Her call made in the latest issue of Dissent magazine comes as Independent MP Andrew Wilkie threatens to destroy the government’s poker machine reforms unless his demands concerning the proposed legislation are met.
“Public policy requires a ‘policy window’ to put an issue on the agenda and to keep it ‘hot’,” she explained.
“The policy window on gambling has stayed open for an unprecedented period.
“It has flushed out vested interests as opposition to meaningful reforms exposed the Clubs lobby $40 million fighting fund; backed quietly by the hotels, Australian Hotels Association and the Australian casino industry – all players with a stake in maintaining business as usual.
“The Wilkie agreement was a written, signed pledge to act.
“For ordinary people, does this mean when we sign mortgages, we can walk away and not owe the bank money?”

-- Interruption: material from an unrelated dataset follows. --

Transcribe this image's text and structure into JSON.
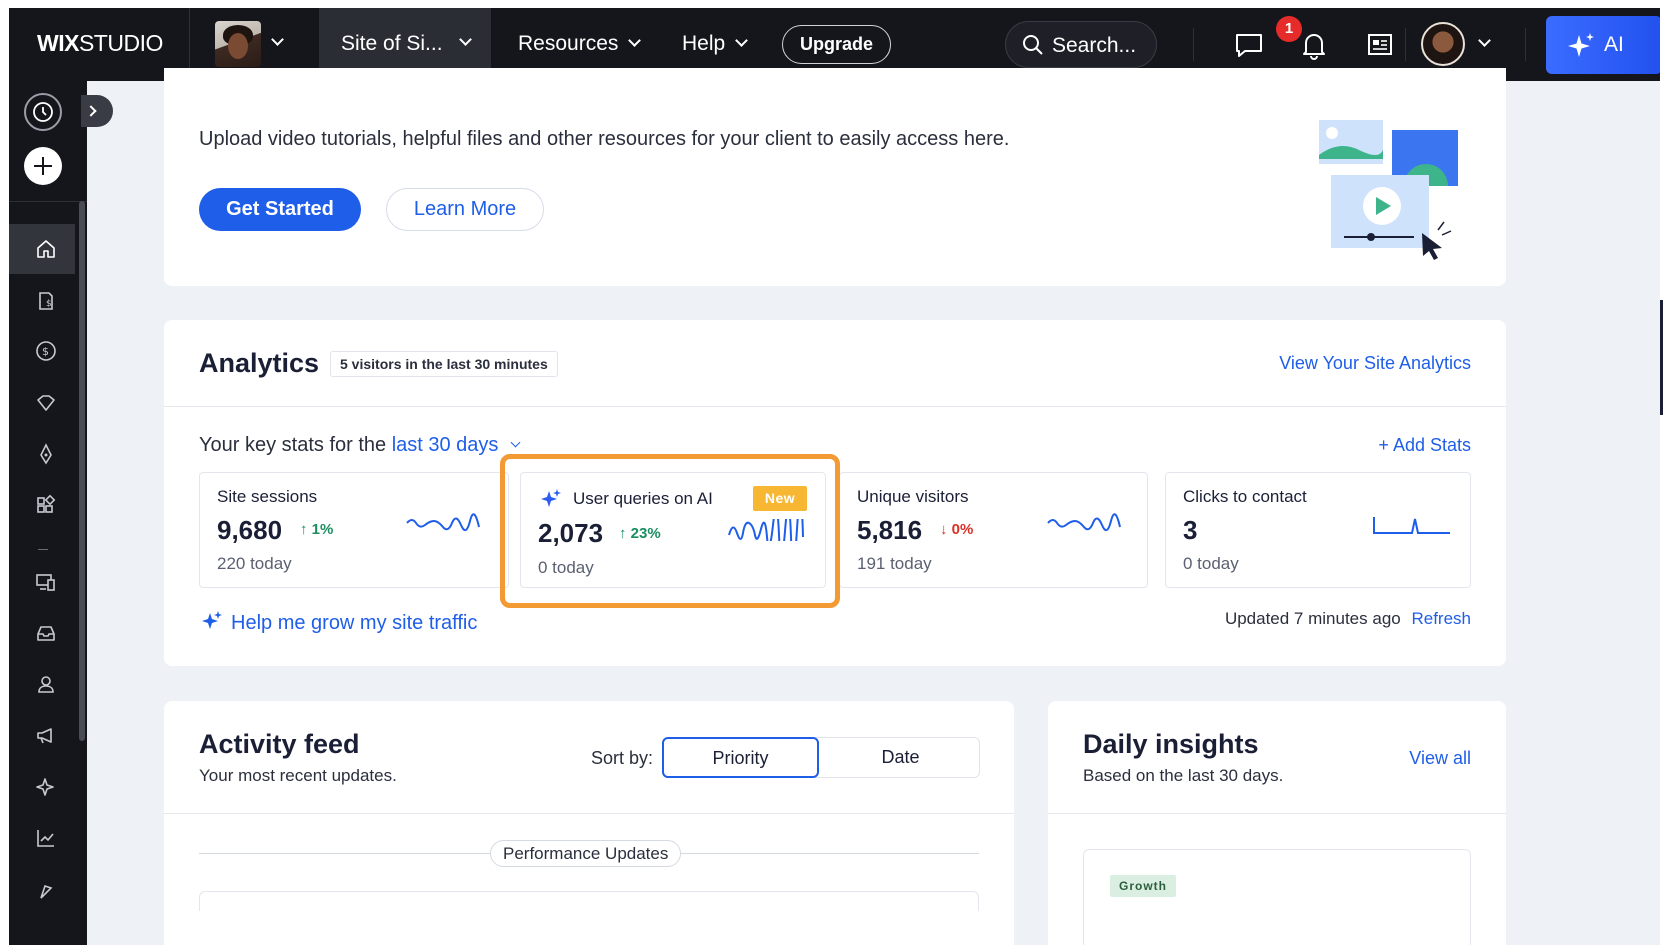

Professor Hancock said the Federal focus on reforming the gambling industry had been an opportunity to demonstrate national leadership and principled public policy and to show that the Prime Minister had enough clout to publicly put pressure on her pro-gambling backbenchers to honour the deal that put them into government.
“Surely respect for integrity is better than ‘winning’ at all costs?” Professor Hancock said.
“Shouldn’t the Commonwealth government act ethically, morally and for its own accountability in the public interest?”
Professor Hancock said with in excess of 115,000 ‘problem gamblers’ in Australia, and an additional estimated 280,000 at ‘moderate risk’ each year, gambling was a substantial cost to the Australian community.
“Player losses now exceeds $19 billion annually in Australia,” she said.
“This is equivalent to the entire US foreign direct investment in Indonesia.”
Professor Hancock said gaming machines in casinos, hotels and clubs were the main problem; accounting for at least two thirds of total gambling losses and the main gambling form cited by people seeking help for their gambling.
“This is money taken from everyday people’s pay packets and frequently at the expense of household necessities like gas, electricity, food and children’s education,” she said.
“Other forms of ‘entertainment’ do not risk losing your house, your marriage, your children or falling into depression, crime and even suicide.”
Professor Hancock and South Australian Centre for Economic Studies (SACES) Michael O’Neill have proposed a national action plan for gambling governance and regulation.
It includes a tough new regulator for the gambling industry, introducing a levy or super profits tax, strengthening of consumer protection across alcohol, tobacco and gambling, banning ATMs in gambling venues and imposing an eight-hour break in venue, including casinos.
“It suits both state and commonwealth governments to keep gambling reform quiet and limited,” she said
” There are vested interests at both state and commonwealth levels.
“It’s time to act, before the window closes.”